By providing IT departments with the ability to identify and fix network configuration issues remotely, Motorola said its solution can help reduce wireless network help desk support costs and related on-site troubleshooting expenses.

“Minimising operating expense is always important to network operations teams and especially so as wireless becomes the primary access for so many in the enterprise,” said Craig Mathias, a principal with the wireless and mobile advisory firm Farpoint Group. “It’s therefore critical that automation be applied to management tasks wherever possible.”

Motorola AirDefense’s Advanced Troubleshooting tool identifies wireless LAN configuration issues, helping IT managers reduce or eliminate bottlenecks and minimise downtime across the entire network. The tool set includes an Access Point Connectivity Testing module to identify connectivity problems with periodic end-to-end wireless network testing initiated over the air by a wireless sensor emulating a client.

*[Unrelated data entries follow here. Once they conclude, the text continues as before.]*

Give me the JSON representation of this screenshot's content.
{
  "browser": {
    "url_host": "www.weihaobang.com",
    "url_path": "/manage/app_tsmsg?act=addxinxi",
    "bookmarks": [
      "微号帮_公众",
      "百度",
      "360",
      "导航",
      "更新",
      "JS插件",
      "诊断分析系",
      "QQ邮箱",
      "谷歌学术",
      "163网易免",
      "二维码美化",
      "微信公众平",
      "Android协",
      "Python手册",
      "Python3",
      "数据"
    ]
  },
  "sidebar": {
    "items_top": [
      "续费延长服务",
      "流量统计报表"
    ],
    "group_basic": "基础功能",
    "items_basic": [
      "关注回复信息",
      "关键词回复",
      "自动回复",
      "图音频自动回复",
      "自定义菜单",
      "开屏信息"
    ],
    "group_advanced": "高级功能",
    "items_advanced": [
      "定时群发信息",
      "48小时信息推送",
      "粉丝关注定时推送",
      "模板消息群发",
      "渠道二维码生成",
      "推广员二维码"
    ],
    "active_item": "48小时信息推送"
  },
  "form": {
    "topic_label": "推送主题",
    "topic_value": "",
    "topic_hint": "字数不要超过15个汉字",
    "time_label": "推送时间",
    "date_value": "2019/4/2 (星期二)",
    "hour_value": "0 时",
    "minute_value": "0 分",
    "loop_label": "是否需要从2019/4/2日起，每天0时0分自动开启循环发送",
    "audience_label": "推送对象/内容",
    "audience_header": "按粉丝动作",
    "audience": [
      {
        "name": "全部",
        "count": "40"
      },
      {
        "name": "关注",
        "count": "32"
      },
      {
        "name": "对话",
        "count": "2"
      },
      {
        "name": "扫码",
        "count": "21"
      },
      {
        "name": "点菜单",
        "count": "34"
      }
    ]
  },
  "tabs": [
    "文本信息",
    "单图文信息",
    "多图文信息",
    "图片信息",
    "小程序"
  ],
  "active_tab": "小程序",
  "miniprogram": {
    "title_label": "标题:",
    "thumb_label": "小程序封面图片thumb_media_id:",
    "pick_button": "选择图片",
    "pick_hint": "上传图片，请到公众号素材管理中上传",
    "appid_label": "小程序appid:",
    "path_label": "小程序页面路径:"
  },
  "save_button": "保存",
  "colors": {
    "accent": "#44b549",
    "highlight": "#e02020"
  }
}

The Connectivity Troubleshooting tool allows help desk personnel to perform analysis on wireless client connectivity issues and resolve or escalate trouble tickets without requiring extensive wireless expertise.

According to Motorola, its Smart RF (radio frequency) technology puts the wireless LAN RF environment on autopilot to reduce network monitoring costs by letting the wireless LAN adapt to changing RF conditions. In addition, Smart RF allows for the dynamic adjustment of the access point power and channels, automatically eliminating the gaps in wireless coverage.

“As more and more enterprises turn to wireless LAN as their primary network, IT departments are looking for innovative solutions that will help them maximise performance while keeping down costs associated with on-site network maintenance and troubleshooting,” said Sujai Hajela, vice president and general manager of Motorola’s Enterprise Wireless LAN.+